    Dustin Smith, Dec 6, 2017
    #5
  6. Dustin Smith

    Audioguru

    Joined:
    Sep 24, 2016
    Messages:
    1,807
    Likes Received:
    416
    The datasheet for the LM555 shows a graph with a monostable delay of 100 seconds maximum but you might get 3 or 4 minutes with a larger capacitor than the 100uF shown. A digital timer circuit would have much longer more reliable times.
     
    Audioguru, Dec 7, 2017
    #6
  7. Dustin Smith

    duke37

    Joined:
    Jan 9, 2011
    Messages:
    4,771
    Likes Received:
    591
    Location:
    Derbyshire. UK
    I do not know what you are trying to achieve. If it is to control temperature, then do this directly using a thermistor and a comparator.
     
    duke37, Dec 7, 2017
    #7
  8. Dustin Smith

    Alec_t

    Joined:
    Jul 7, 2015
    Messages:
    2,203
    Likes Received:
    569
    Location:
    Wales
    I can't see a timed delay being useful, given the variability of sunlight. Duke's suggestion to control the fans on a temperature basis seems a better bet.
    What are you going to do with the heat you collect?
     
    Alec_t, Dec 7, 2017
    #8
  9. Dustin Smith

    Audioguru

    Joined:
    Sep 24, 2016
    Messages:
    1,807
    Likes Received:
    416
    I think he want to control the temperature by having the solar powered fan to blow away the sun. Then when it gets too cool the sun comes back. Oh, instead blow away the clouds?
     
    Audioguru, Dec 7, 2017
    #9
    Alec_t likes this.
  10. Dustin Smith

    Fish4Fun So long, and Thanks for all the Fish!

    Joined:
    Aug 27, 2013
    Messages:
    422
    Likes Received:
    96
    Location:
    Holden Beach, NC
    Hey Dustin!

    You are **WAY** over-thinking this :) Firstly direct sunlight has ~1kW per square meter in energy readily transformed to low grade heat. Calculating heat gain, temperature rise etc, etc requires all kinds of assumptions and still leads to some mind-numbing math, but is fairly easily measured ;-) Here is the short version: The Maximum Efficiency will occur when the difference between the "Inlet" temperature and "Outlet" temperature approaches 0. I know, you think if the inside of the box is really hot and the air coming out of the "Outlet" is really hot that you will get "more heat" ... for a fixed energy input that simply isn't the case. Using solar power for your fans can help maximize efficiency, but you don't need to worry about "delays" and sensors .... HOWEVER you may well need to increase the size of your fans, LoL (and solar panels) to get the most out of your passive solar heater.

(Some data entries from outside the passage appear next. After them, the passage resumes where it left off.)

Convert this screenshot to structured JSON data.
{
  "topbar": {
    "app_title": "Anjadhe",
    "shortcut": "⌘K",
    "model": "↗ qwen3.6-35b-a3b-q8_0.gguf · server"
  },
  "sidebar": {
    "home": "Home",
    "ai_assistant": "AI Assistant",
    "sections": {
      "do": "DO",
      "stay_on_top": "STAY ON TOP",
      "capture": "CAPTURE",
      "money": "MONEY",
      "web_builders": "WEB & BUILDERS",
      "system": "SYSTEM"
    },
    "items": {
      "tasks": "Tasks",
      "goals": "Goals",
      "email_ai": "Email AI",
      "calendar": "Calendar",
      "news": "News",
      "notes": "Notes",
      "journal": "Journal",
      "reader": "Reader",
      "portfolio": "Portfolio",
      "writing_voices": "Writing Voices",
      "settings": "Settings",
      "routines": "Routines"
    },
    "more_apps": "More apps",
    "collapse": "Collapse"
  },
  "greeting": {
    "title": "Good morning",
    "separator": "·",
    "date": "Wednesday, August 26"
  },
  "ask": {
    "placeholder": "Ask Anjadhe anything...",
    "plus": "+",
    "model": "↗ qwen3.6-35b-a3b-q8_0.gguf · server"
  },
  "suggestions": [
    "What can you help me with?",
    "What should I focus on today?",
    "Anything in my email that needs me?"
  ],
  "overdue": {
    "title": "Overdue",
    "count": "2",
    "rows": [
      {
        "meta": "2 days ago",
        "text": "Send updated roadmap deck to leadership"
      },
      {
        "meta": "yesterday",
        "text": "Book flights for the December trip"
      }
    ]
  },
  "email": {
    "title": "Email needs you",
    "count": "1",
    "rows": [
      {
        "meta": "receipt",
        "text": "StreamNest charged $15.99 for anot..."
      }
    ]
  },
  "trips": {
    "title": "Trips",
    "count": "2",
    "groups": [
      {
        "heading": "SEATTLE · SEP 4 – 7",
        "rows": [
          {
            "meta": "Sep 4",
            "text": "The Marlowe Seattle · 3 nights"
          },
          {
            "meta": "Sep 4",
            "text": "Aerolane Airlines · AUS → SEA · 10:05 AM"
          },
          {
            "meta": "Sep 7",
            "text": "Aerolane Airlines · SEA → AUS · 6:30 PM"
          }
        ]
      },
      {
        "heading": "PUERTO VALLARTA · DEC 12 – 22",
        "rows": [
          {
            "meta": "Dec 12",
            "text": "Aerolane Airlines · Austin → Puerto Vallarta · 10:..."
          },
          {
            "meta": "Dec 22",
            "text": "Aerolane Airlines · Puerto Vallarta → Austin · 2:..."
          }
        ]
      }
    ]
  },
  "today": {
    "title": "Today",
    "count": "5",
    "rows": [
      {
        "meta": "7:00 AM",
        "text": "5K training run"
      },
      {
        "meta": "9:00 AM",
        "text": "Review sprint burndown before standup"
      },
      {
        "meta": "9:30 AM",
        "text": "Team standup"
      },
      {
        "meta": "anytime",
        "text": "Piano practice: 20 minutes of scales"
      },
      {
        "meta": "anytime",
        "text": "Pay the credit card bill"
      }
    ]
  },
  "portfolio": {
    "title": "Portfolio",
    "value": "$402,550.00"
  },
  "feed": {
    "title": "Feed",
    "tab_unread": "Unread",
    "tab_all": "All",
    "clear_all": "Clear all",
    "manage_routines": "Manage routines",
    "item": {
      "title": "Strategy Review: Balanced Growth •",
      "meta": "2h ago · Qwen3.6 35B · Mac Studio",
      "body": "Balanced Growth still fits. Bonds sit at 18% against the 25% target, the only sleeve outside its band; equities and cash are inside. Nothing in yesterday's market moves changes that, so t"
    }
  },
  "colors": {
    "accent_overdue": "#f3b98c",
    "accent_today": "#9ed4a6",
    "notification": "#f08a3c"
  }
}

    As the temperature inside your solar collector rises above the outside ambient temperature the thermal losses increase exponentially. With a 1m^2 collection area in Direct Sun the temperature inside the box will rise until the thermal losses are in equilibrium with the input energy. You want enough air flow to keep the ambient temperature inside your collector as close to the ambient indoor temperature as possible. I know ... sounds crazy, but that is the way it works.

    Fish
     
    Fish4Fun, Dec 7, 2017
    #10
  11. Dustin Smith

    Bluejets

    Joined:
    Oct 5, 2014
    Messages:
    2,240
    Likes Received:
    446
    mmmmmmm....my suspicions were correct.:rolleyes:
     
    Bluejets, Dec 7, 2017
    #11
    1. Advertisements

Ask a Question

Want to reply to this thread or ask your own question?

You'll need to choose a username for the site, which only take a couple of moments (here). After that, you can post your question and our members will help you out.